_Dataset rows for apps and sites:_
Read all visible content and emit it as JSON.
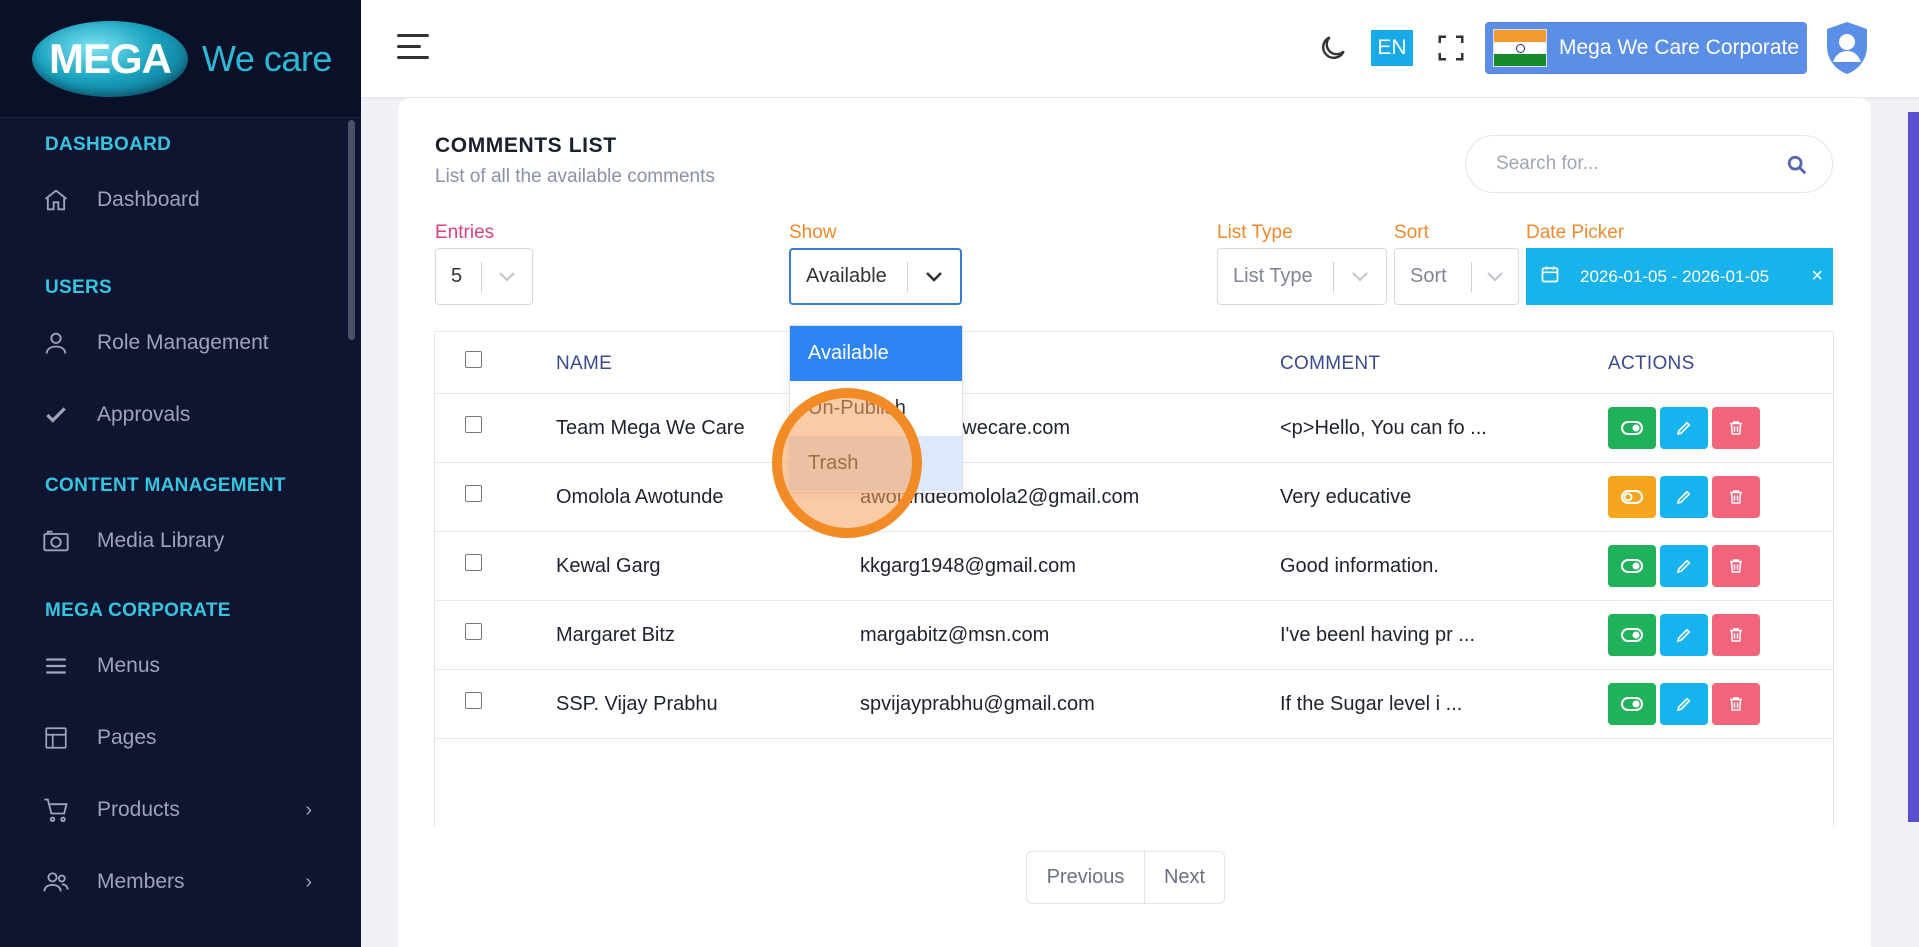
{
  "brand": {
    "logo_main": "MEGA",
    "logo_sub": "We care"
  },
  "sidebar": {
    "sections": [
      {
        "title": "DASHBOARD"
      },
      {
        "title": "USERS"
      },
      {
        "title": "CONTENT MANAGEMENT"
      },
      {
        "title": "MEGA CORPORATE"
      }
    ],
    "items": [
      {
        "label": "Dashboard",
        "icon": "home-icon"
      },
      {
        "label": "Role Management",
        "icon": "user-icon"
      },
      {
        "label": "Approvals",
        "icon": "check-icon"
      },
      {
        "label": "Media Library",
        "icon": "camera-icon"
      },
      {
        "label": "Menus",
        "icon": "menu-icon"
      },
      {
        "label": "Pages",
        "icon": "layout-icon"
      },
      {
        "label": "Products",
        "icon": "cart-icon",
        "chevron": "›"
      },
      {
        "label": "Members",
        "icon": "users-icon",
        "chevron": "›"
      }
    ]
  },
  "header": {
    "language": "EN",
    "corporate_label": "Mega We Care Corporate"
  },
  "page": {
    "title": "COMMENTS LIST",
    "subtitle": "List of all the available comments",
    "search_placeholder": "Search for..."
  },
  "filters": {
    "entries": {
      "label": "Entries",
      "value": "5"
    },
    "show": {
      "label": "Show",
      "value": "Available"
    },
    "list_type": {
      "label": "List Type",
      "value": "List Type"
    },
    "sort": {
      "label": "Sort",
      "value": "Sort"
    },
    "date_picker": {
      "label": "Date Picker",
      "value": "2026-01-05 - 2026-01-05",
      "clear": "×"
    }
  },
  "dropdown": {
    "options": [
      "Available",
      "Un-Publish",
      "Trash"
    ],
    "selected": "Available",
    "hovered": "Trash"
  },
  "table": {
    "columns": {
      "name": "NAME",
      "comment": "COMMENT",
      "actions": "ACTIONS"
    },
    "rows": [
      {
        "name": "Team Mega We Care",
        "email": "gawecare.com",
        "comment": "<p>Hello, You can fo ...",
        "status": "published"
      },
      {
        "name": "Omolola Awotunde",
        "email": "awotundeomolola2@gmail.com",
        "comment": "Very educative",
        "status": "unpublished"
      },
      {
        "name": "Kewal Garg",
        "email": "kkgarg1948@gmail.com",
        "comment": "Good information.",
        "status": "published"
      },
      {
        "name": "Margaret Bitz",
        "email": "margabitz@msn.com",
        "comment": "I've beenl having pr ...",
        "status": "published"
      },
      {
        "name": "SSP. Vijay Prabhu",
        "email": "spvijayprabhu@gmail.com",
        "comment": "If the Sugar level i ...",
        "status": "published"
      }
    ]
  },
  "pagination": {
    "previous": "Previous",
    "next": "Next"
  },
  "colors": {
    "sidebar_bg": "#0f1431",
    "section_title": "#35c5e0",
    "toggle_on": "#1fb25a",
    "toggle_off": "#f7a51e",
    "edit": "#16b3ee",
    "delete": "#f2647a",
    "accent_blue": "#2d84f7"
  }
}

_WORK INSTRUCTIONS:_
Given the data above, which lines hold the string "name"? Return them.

_TASK RESPONSE:_
      "name": "NAME",
        "name": "Team Mega We Care",
        "name": "Omolola Awotunde",
        "name": "Kewal Garg",
        "name": "Margaret Bitz",
        "name": "SSP. Vijay Prabhu",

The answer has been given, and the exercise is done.